by: Sonny Zulhuda
In my last post I made note about why banks should or must care to protect the personal data with them. In this post I just want to put that note in real perspective, learning from real cases and incidents involving major banks in the world.
First, it was reported that Citigroup breach exposed data on 210,000 customers (here for the full report)
Citigroup admitted Wednesday (June 8th, 2011) that an attack on its website allo
wed hackers to view customers’ names, account numbers and contact information such as email addresses for about 210,000 of its cardholders in North America. Although hackers may have not gained complete information on cardholders, the contact information is enough for scammers to try and elicit more information through targeted attacks. The email addresses, for example, could be used to send “phishing” messages asking for other sensitive information which could potentially give identity thieves enough to start committing fraud.
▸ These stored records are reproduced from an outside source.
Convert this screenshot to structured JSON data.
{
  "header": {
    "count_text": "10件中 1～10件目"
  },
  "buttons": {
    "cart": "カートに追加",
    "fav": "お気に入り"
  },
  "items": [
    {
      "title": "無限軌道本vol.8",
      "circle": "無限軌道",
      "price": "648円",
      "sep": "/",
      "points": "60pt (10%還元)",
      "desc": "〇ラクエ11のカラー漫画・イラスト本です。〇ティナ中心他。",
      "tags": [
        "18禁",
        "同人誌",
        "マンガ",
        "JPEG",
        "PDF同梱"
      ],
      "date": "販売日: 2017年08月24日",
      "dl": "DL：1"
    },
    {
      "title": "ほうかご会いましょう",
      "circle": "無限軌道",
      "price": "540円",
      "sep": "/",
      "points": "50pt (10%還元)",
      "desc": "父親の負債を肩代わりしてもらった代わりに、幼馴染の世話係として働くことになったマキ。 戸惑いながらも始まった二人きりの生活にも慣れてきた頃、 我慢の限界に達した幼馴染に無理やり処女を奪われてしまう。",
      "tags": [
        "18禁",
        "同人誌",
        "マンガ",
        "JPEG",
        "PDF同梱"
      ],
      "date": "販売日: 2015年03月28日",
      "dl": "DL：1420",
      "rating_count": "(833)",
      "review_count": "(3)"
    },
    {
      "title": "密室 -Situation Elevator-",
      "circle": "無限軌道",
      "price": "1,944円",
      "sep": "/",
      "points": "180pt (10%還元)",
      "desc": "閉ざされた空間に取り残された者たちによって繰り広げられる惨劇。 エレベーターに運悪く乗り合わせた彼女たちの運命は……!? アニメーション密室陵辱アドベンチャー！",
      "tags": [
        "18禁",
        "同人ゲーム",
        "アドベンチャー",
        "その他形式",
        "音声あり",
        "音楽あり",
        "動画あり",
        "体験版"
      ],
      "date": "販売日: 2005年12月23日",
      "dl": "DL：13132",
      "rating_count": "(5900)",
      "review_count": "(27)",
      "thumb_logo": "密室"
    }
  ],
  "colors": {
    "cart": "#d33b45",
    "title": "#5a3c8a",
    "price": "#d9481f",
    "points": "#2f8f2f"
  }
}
Second, you’ll see how Data breaches lead to massive fines for three HSBC firms (here for the report)
Three HSBC firms have been fined more than £3 million by the Financial Services Authority (FSA) for failing to secure customer data. The FSA claimed the three firms sent large amounts of unencrypted data – often on discs sent via the post – and staff were untrained on the issue of identity theft. The FSA said that, in April 2007, HSBC Acutaries lost a floppy disk in the post that contained 1,917 pension numbers and addresses. And, in February 2008, HSBC Life lost an unencrypted disk holding data on 180,000 policy holders – also in the post.
Next, the big boys in British bank industry were forced to probe for possible data theft in their outsourcing centres (read it here)
Bloomberg reported that HSBC Holdings Plc, Barclays Plc, and Lloyds TSB Group Plc are investigating claims that customer account details may have been sold by a former call center worker in India to an undercover reporter amid a probe by London police. The breach highlights risks to data as Internet commerce and computer processing increase the amount of customer information exchanged between companies and countries. Visa International Inc. and MasterCard International Inc., the biggest credit-card brands, last week said the FBI was probing a breach that exposed 40 million cards to fraud in what may be the largest such case on record. Working undercover, the Sun reporter was able to buy account details of 1,000 Britons from a former call center worker for $5,000, the newspaper said. The former employee also offered to sell details of mortgages and medical bills.
Last, but not least, the Malaysian story too (get the report here)
Malaysian bank customers have lost RM4mil through phishing (identity fraud) within the first three months of the year alone. There were 457 cases recorded in the first quarter of the year, exceeding the 353 reported for the whole of last year where the victims lost a total of RM1.2mil. In 2009, only 75 cases were reported with total losses of around RM215,000. Federal Commercial Crime Investigations Department director Commissioner Datuk Syed Ismail Syed Azizan said the number of cases reported this year had reached a record high with authorities and the banking industry being almost powerless to curb it.